Excerpts from an interface dataset
────────────────

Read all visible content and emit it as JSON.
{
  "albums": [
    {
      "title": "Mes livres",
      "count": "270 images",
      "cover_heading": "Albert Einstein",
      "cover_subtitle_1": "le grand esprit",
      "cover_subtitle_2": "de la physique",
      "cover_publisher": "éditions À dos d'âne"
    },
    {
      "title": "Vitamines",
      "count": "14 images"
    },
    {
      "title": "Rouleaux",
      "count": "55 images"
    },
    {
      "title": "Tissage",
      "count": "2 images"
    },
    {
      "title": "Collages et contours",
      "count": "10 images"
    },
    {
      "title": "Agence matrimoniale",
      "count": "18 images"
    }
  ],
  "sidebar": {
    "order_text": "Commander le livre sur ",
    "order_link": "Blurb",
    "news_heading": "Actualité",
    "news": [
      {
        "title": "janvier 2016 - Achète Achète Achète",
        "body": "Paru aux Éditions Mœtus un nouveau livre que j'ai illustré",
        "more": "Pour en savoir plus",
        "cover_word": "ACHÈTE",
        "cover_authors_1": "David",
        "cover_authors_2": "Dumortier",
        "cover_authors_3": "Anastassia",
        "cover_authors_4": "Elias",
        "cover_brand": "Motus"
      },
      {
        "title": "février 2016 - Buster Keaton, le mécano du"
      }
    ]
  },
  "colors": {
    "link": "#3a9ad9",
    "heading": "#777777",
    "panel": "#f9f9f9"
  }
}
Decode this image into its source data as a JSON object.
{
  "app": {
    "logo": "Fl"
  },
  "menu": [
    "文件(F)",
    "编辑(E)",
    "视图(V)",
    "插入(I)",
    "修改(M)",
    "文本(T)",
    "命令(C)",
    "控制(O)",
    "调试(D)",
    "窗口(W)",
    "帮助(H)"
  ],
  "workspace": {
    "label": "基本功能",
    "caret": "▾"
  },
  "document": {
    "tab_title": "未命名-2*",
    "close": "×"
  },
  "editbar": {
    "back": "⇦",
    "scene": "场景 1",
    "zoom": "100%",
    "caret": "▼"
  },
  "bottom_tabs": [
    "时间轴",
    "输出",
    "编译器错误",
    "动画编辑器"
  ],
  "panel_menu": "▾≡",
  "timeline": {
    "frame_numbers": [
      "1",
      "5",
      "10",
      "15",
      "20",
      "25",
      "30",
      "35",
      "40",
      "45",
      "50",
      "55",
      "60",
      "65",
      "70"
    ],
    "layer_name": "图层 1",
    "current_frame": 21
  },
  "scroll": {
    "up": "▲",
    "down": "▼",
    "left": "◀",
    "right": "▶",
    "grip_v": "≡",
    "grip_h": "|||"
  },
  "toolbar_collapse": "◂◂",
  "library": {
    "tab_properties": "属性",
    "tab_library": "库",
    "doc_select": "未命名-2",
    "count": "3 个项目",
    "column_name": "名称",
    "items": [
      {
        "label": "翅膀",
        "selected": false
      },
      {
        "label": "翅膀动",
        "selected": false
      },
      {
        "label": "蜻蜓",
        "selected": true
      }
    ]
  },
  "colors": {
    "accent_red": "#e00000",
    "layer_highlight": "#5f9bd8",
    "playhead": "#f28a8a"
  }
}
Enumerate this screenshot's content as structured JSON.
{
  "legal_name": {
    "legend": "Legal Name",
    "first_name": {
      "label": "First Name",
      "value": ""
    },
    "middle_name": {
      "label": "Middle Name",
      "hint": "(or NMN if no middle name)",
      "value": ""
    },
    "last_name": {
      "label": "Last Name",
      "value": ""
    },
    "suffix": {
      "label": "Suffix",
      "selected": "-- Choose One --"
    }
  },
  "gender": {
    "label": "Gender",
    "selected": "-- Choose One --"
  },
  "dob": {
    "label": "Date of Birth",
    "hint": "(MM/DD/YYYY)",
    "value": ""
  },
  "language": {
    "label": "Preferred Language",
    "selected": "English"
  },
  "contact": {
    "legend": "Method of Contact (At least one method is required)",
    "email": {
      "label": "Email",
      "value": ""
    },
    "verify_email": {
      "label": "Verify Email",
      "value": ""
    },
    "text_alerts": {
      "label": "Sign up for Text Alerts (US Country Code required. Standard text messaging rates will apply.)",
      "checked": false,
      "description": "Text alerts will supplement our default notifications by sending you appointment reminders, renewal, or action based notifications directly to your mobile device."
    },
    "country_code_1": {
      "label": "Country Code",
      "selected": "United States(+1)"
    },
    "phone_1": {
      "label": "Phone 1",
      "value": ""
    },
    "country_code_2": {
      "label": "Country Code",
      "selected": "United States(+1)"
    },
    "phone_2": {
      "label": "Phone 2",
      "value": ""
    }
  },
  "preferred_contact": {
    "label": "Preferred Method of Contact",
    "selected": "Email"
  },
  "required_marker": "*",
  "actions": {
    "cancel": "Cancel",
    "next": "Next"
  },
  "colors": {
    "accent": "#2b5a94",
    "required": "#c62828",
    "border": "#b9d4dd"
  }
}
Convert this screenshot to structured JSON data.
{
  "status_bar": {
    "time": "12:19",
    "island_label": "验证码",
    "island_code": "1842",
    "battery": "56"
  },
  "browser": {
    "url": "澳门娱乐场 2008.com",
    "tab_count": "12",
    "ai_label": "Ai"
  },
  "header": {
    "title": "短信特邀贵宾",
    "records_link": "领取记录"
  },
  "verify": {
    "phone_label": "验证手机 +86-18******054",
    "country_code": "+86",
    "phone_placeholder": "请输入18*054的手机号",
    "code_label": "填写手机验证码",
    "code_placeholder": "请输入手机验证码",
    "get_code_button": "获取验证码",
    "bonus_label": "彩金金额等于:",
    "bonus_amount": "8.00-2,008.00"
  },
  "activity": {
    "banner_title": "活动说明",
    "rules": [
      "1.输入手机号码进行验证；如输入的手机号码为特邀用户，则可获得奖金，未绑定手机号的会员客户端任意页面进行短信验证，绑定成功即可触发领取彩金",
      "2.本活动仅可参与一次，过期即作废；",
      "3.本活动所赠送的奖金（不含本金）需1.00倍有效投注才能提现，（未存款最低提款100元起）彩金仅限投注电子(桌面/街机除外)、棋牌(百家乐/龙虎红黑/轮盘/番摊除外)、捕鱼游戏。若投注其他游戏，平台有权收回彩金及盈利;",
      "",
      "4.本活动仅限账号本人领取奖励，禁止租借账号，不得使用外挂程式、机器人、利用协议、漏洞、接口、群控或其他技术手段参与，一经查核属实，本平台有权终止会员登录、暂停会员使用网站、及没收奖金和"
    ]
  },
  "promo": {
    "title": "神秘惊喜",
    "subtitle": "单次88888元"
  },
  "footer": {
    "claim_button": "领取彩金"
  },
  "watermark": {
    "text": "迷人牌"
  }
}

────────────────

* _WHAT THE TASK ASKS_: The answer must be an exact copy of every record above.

* _SOLUTION FOR THIS TASK_:
Read all visible content and emit it as JSON.
{
  "albums": [
    {
      "title": "Mes livres",
      "count": "270 images",
      "cover_heading": "Albert Einstein",
      "cover_subtitle_1": "le grand esprit",
      "cover_subtitle_2": "de la physique",
      "cover_publisher": "éditions À dos d'âne"
    },
    {
      "title": "Vitamines",
      "count": "14 images"
    },
    {
      "title": "Rouleaux",
      "count": "55 images"
    },
    {
      "title": "Tissage",
      "count": "2 images"
    },
    {
      "title": "Collages et contours",
      "count": "10 images"
    },
    {
      "title": "Agence matrimoniale",
      "count": "18 images"
    }
  ],
  "sidebar": {
    "order_text": "Commander le livre sur ",
    "order_link": "Blurb",
    "news_heading": "Actualité",
    "news": [
      {
        "title": "janvier 2016 - Achète Achète Achète",
        "body": "Paru aux Éditions Mœtus un nouveau livre que j'ai illustré",
        "more": "Pour en savoir plus",
        "cover_word": "ACHÈTE",
        "cover_authors_1": "David",
        "cover_authors_2": "Dumortier",
        "cover_authors_3": "Anastassia",
        "cover_authors_4": "Elias",
        "cover_brand": "Motus"
      },
      {
        "title": "février 2016 - Buster Keaton, le mécano du"
      }
    ]
  },
  "colors": {
    "link": "#3a9ad9",
    "heading": "#777777",
    "panel": "#f9f9f9"
  }
}
Decode this image into its source data as a JSON object.
{
  "app": {
    "logo": "Fl"
  },
  "menu": [
    "文件(F)",
    "编辑(E)",
    "视图(V)",
    "插入(I)",
    "修改(M)",
    "文本(T)",
    "命令(C)",
    "控制(O)",
    "调试(D)",
    "窗口(W)",
    "帮助(H)"
  ],
  "workspace": {
    "label": "基本功能",
    "caret": "▾"
  },
  "document": {
    "tab_title": "未命名-2*",
    "close": "×"
  },
  "editbar": {
    "back": "⇦",
    "scene": "场景 1",
    "zoom": "100%",
    "caret": "▼"
  },
  "bottom_tabs": [
    "时间轴",
    "输出",
    "编译器错误",
    "动画编辑器"
  ],
  "panel_menu": "▾≡",
  "timeline": {
    "frame_numbers": [
      "1",
      "5",
      "10",
      "15",
      "20",
      "25",
      "30",
      "35",
      "40",
      "45",
      "50",
      "55",
      "60",
      "65",
      "70"
    ],
    "layer_name": "图层 1",
    "current_frame": 21
  },
  "scroll": {
    "up": "▲",
    "down": "▼",
    "left": "◀",
    "right": "▶",
    "grip_v": "≡",
    "grip_h": "|||"
  },
  "toolbar_collapse": "◂◂",
  "library": {
    "tab_properties": "属性",
    "tab_library": "库",
    "doc_select": "未命名-2",
    "count": "3 个项目",
    "column_name": "名称",
    "items": [
      {
        "label": "翅膀",
        "selected": false
      },
      {
        "label": "翅膀动",
        "selected": false
      },
      {
        "label": "蜻蜓",
        "selected": true
      }
    ]
  },
  "colors": {
    "accent_red": "#e00000",
    "layer_highlight": "#5f9bd8",
    "playhead": "#f28a8a"
  }
}
Enumerate this screenshot's content as structured JSON.
{
  "legal_name": {
    "legend": "Legal Name",
    "first_name": {
      "label": "First Name",
      "value": ""
    },
    "middle_name": {
      "label": "Middle Name",
      "hint": "(or NMN if no middle name)",
      "value": ""
    },
    "last_name": {
      "label": "Last Name",
      "value": ""
    },
    "suffix": {
      "label": "Suffix",
      "selected": "-- Choose One --"
    }
  },
  "gender": {
    "label": "Gender",
    "selected": "-- Choose One --"
  },
  "dob": {
    "label": "Date of Birth",
    "hint": "(MM/DD/YYYY)",
    "value": ""
  },
  "language": {
    "label": "Preferred Language",
    "selected": "English"
  },
  "contact": {
    "legend": "Method of Contact (At least one method is required)",
    "email": {
      "label": "Email",
      "value": ""
    },
    "verify_email": {
      "label": "Verify Email",
      "value": ""
    },
    "text_alerts": {
      "label": "Sign up for Text Alerts (US Country Code required. Standard text messaging rates will apply.)",
      "checked": false,
      "description": "Text alerts will supplement our default notifications by sending you appointment reminders, renewal, or action based notifications directly to your mobile device."
    },
    "country_code_1": {
      "label": "Country Code",
      "selected": "United States(+1)"
    },
    "phone_1": {
      "label": "Phone 1",
      "value": ""
    },
    "country_code_2": {
      "label": "Country Code",
      "selected": "United States(+1)"
    },
    "phone_2": {
      "label": "Phone 2",
      "value": ""
    }
  },
  "preferred_contact": {
    "label": "Preferred Method of Contact",
    "selected": "Email"
  },
  "required_marker": "*",
  "actions": {
    "cancel": "Cancel",
    "next": "Next"
  },
  "colors": {
    "accent": "#2b5a94",
    "required": "#c62828",
    "border": "#b9d4dd"
  }
}
Convert this screenshot to structured JSON data.
{
  "status_bar": {
    "time": "12:19",
    "island_label": "验证码",
    "island_code": "1842",
    "battery": "56"
  },
  "browser": {
    "url": "澳门娱乐场 2008.com",
    "tab_count": "12",
    "ai_label": "Ai"
  },
  "header": {
    "title": "短信特邀贵宾",
    "records_link": "领取记录"
  },
  "verify": {
    "phone_label": "验证手机 +86-18******054",
    "country_code": "+86",
    "phone_placeholder": "请输入18*054的手机号",
    "code_label": "填写手机验证码",
    "code_placeholder": "请输入手机验证码",
    "get_code_button": "获取验证码",
    "bonus_label": "彩金金额等于:",
    "bonus_amount": "8.00-2,008.00"
  },
  "activity": {
    "banner_title": "活动说明",
    "rules": [
      "1.输入手机号码进行验证；如输入的手机号码为特邀用户，则可获得奖金，未绑定手机号的会员客户端任意页面进行短信验证，绑定成功即可触发领取彩金",
      "2.本活动仅可参与一次，过期即作废；",
      "3.本活动所赠送的奖金（不含本金）需1.00倍有效投注才能提现，（未存款最低提款100元起）彩金仅限投注电子(桌面/街机除外)、棋牌(百家乐/龙虎红黑/轮盘/番摊除外)、捕鱼游戏。若投注其他游戏，平台有权收回彩金及盈利;",
      "",
      "4.本活动仅限账号本人领取奖励，禁止租借账号，不得使用外挂程式、机器人、利用协议、漏洞、接口、群控或其他技术手段参与，一经查核属实，本平台有权终止会员登录、暂停会员使用网站、及没收奖金和"
    ]
  },
  "promo": {
    "title": "神秘惊喜",
    "subtitle": "单次88888元"
  },
  "footer": {
    "claim_button": "领取彩金"
  },
  "watermark": {
    "text": "迷人牌"
  }
}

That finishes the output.